2. Small Oregon school decides to test readiness by having live gunmen 'shoot' during faculty meeting by Richard Cockle

Teachers at Pine Eagle Charter School in Halfway weren't warned that two masked men wearing hoodies and wielding handguns would invade their meeting -- firing blanks, or the entire faculty would be dead. Many schools were jittery in the wake of real school shootings, but only Pine Eagle Charter chose to deploy fake live gunmen in response. (About 255,000 read it online.)

3. Supreme Court Justice Clarence Thomas visits the University of Portland, talks about trying to help young people from modest backgrounds, like his by Casey Parks

Thomas stayed away from controversy and drew applause as he helped explain why he would provide a scholarship to a once-homeless UP student. (About 105,000 read it online.)

4. Oregon names standout schools, those with abysmal results by Betsy Hammond

Oregonians eagerly await the release of school performance ratings each year, giving them the state's most definitive take on which schools are knocking it out of the park and which are letting their students, and taxpayers, down. (About 31,300)

5. Phil and Penny Knight donate $500 million to OHSU for cancer research, contingent on the school raising $500 million of its own by Andrew Theen

Phil Knight is one of Oregon's greatest successes. Cancer is a bitter foe. Readers could not resist reading about this match up, with OHSU's breakthrough cancer doc Brian Druker calling the Knights' move "brilliant." (About 26,400)

6. Portland school bus driver apparently asleep at the wheel by Melissa Binder

The Oregonian got a major assist on this one from Lincoln High student Nicholas Sayre. Terrified by a pattern of dangerous driving by his school bus driver, Sayre shot video showing incontrovertible evidence of sleepy driving. The driver was fired. (About 23,800)

7. Portland woman inspired to become a teacher because her own elementary teacher was extraordinarily kind to her by Tom Hallman

Chief Joseph Elementary teacher Dayna Strozinsky Hasart reached out to a poor little girl struggling with reading and belonging and changed her life. (About 22,200)

8. Sherwood High teacher charged with sexually abusing three students by Fenit Nirappil

A grand jury indicted Denise Keesee on six counts of second-degree sexual abuse. She resigned in the spring and faces trial in February. (About 21,000)

9. Oregon law school graduate beats back $50,000 in student loans by Betsy Hammond
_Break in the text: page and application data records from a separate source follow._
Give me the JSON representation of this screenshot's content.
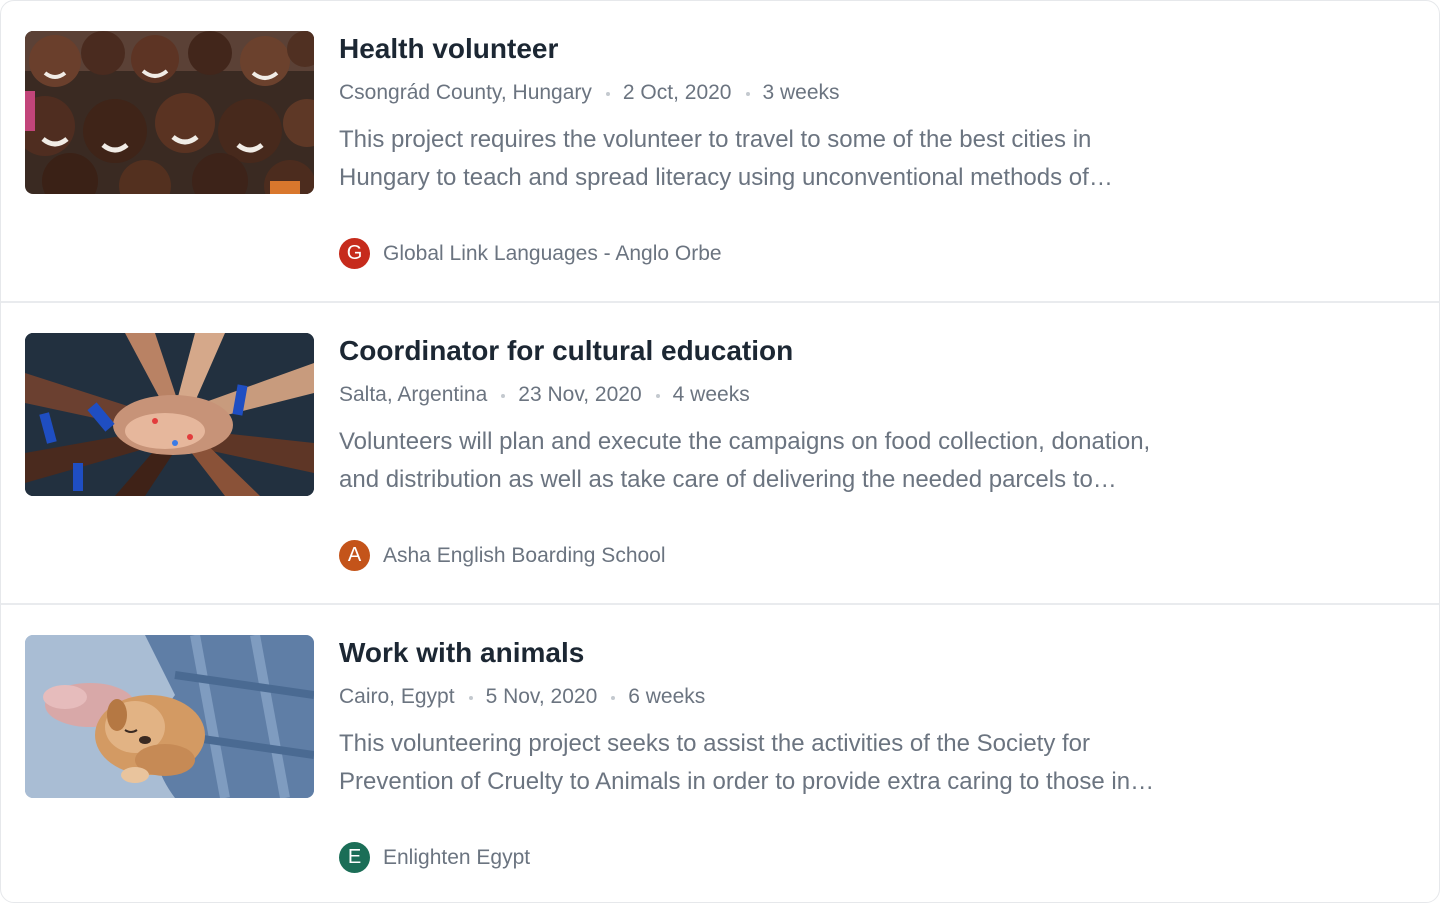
{
  "listings": [
    {
      "title": "Health volunteer",
      "location": "Csongrád County, Hungary",
      "date": "2 Oct, 2020",
      "duration": "3 weeks",
      "description": "This project requires the volunteer to travel to some of the best cities in Hungary to teach and spread literacy using unconventional methods of teaching and playful activities.",
      "org_initial": "G",
      "org_name": "Global Link Languages - Anglo Orbe",
      "org_color": "#c62b1c",
      "image": "group-of-smiling-children-photo"
    },
    {
      "title": "Coordinator for cultural education",
      "location": "Salta, Argentina",
      "date": "23 Nov, 2020",
      "duration": "4 weeks",
      "description": "Volunteers will plan and execute the campaigns on food collection, donation, and distribution as well as take care of delivering the needed parcels to families.",
      "org_initial": "A",
      "org_name": "Asha English Boarding School",
      "org_color": "#c4541a",
      "image": "stacked-hands-photo"
    },
    {
      "title": "Work with animals",
      "location": "Cairo, Egypt",
      "date": "5 Nov, 2020",
      "duration": "6 weeks",
      "description": "This volunteering project seeks to assist the activities of the Society for Prevention of Cruelty to Animals in order to provide extra caring to those in need.",
      "org_initial": "E",
      "org_name": "Enlighten Egypt",
      "org_color": "#1b6e57",
      "image": "puppy-in-arms-photo"
    }
  ]
}
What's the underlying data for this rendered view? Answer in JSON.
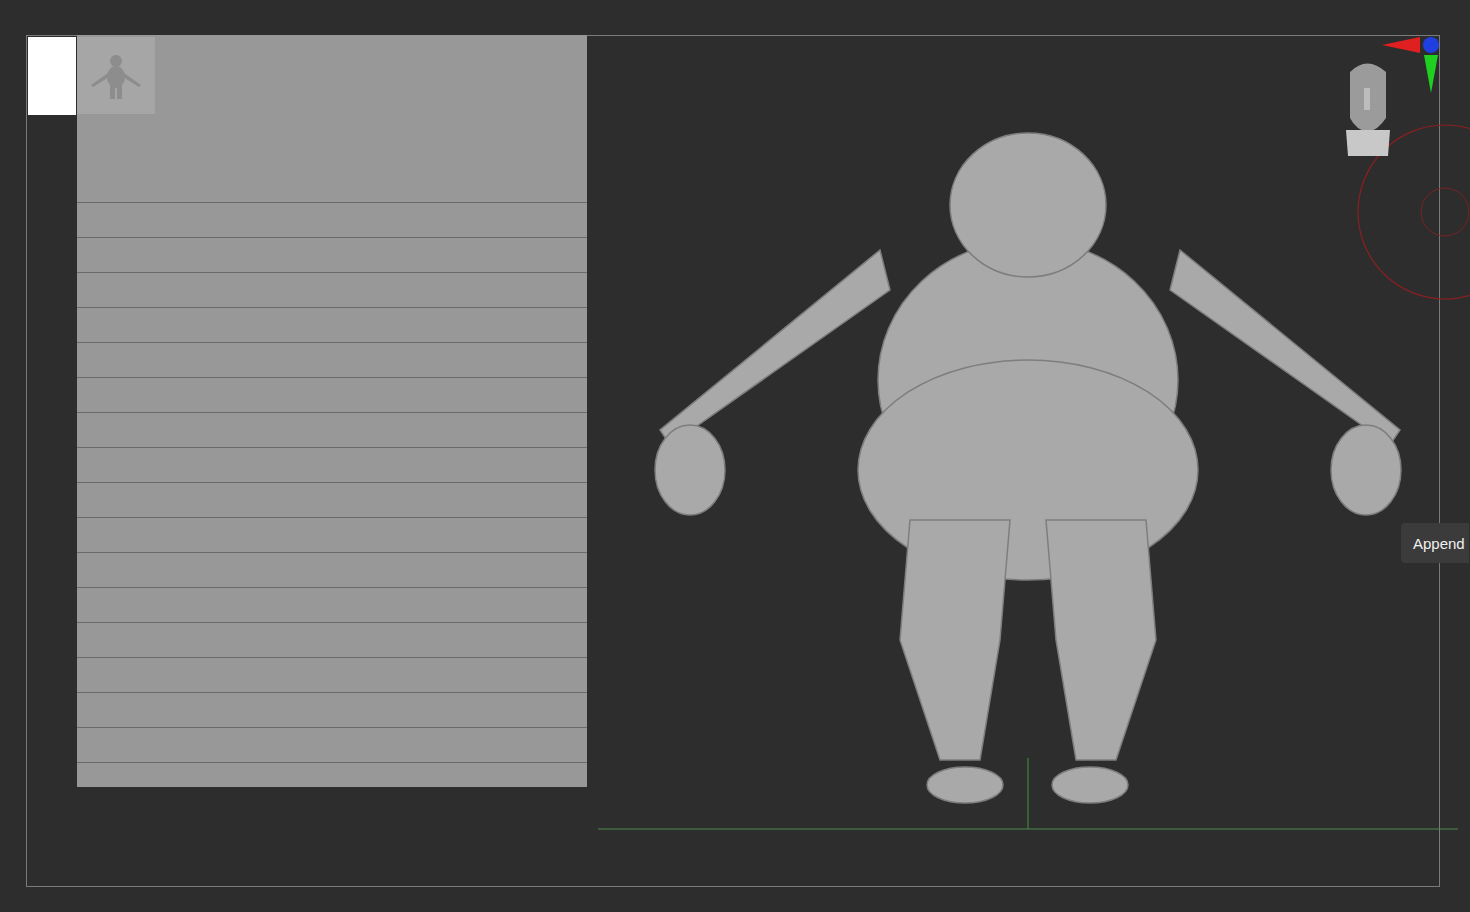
{
  "tooltip": {
    "label": "Append"
  }
}
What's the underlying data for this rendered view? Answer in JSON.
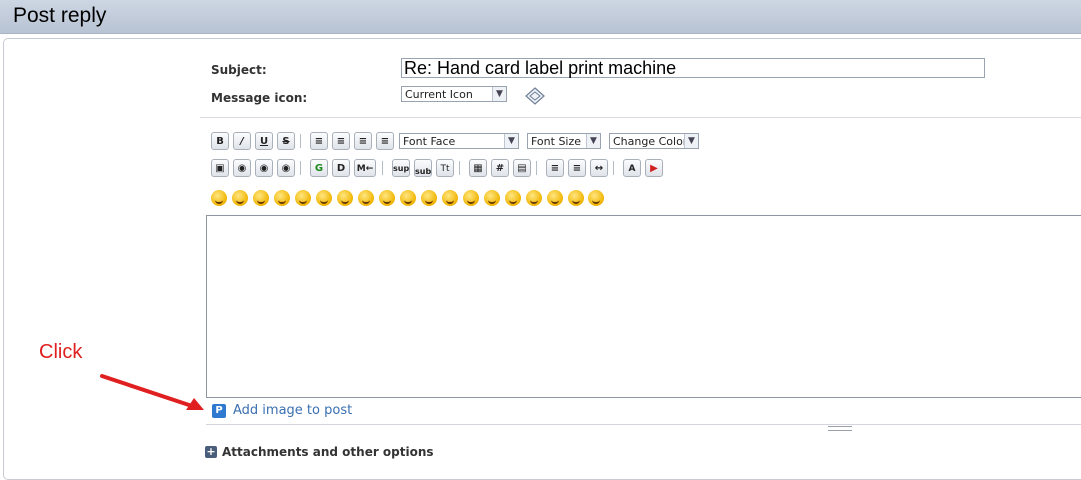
{
  "header": {
    "title": "Post reply"
  },
  "form": {
    "subject_label": "Subject:",
    "subject_value": "Re: Hand card label print machine",
    "icon_label": "Message icon:",
    "icon_select_value": "Current Icon"
  },
  "toolbar": {
    "row1": [
      "B",
      "I",
      "U",
      "S"
    ],
    "align": [
      "left",
      "center-left",
      "center",
      "right"
    ],
    "font_face": "Font Face",
    "font_size": "Font Size",
    "change_color": "Change Color",
    "row2_a": [
      "image",
      "link",
      "unlink",
      "email"
    ],
    "row2_b": [
      "G",
      "D",
      "M←"
    ],
    "row2_c": [
      "sup",
      "sub",
      "Tt"
    ],
    "row2_d": [
      "table",
      "#",
      "quote"
    ],
    "row2_e": [
      "bullets",
      "numbers",
      "hr"
    ],
    "row2_f": [
      "spell",
      "source"
    ],
    "smileys_count": 19
  },
  "attachments": {
    "add_image_label": "Add image to post",
    "more_label": "Attachments and other options"
  },
  "annotation": {
    "click_label": "Click",
    "color": "#e02020"
  }
}
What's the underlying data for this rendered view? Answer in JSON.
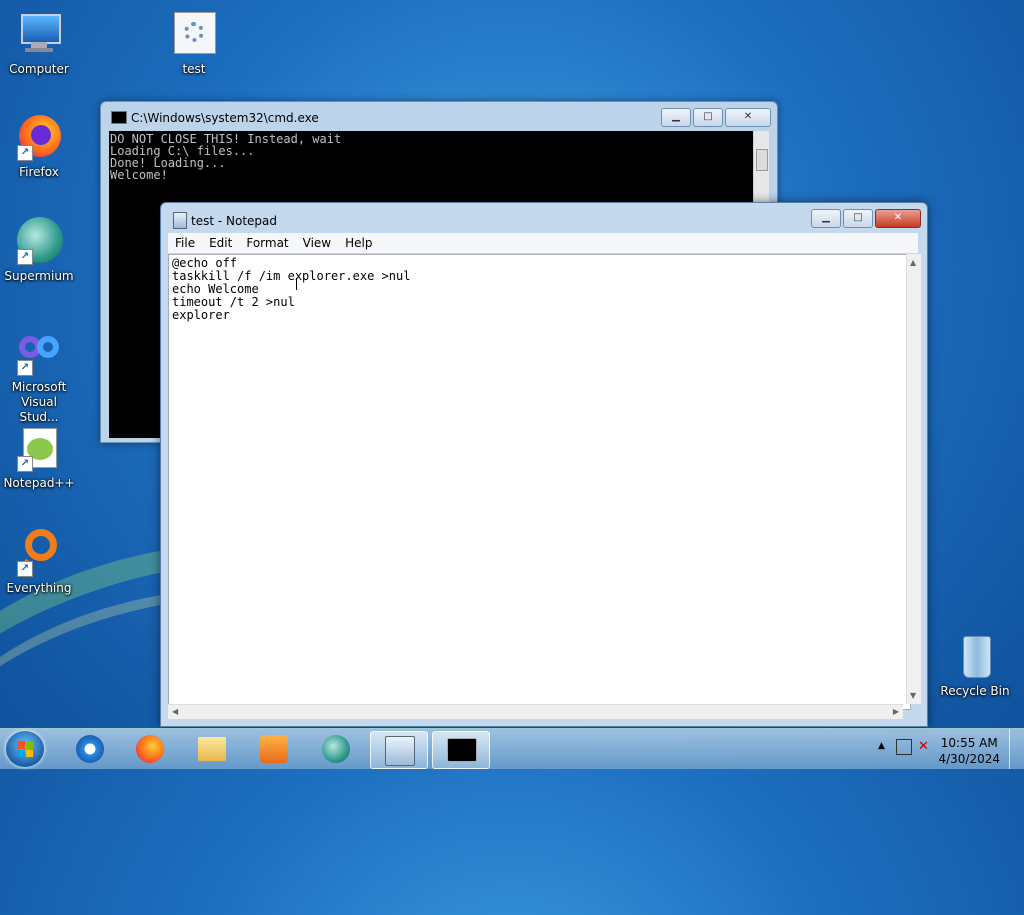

Mike Hedlund of Klamath Falls waged a 10-year legal battle to force his lender to discharge most of the $85,000 in federal student loans he built up while earning his 1997 law degree from Willamette University. His victory disproved the common adage that student loans can't be forgiven, even in bankruptcy. (About 20,000)

10. Missing homework, late assignments matter little as Oregon schools grade exclusively on academic mastery by Betsy Hammond

At least in theory, Oregon schools are grading in a whole new way this year, under an Oregon law mandating academics-only grades. Turning assignments in late, skipping homework and talking during class shouldn't hurt that grade, as long as the student can demonstrate the key skills and knowledge covered in the course. (About 18,000 read it online).

Rest assured, dear readers, that when significant news happens in education during 2014, The Oregonian's crackerjack team of reporters will work to bring you the story.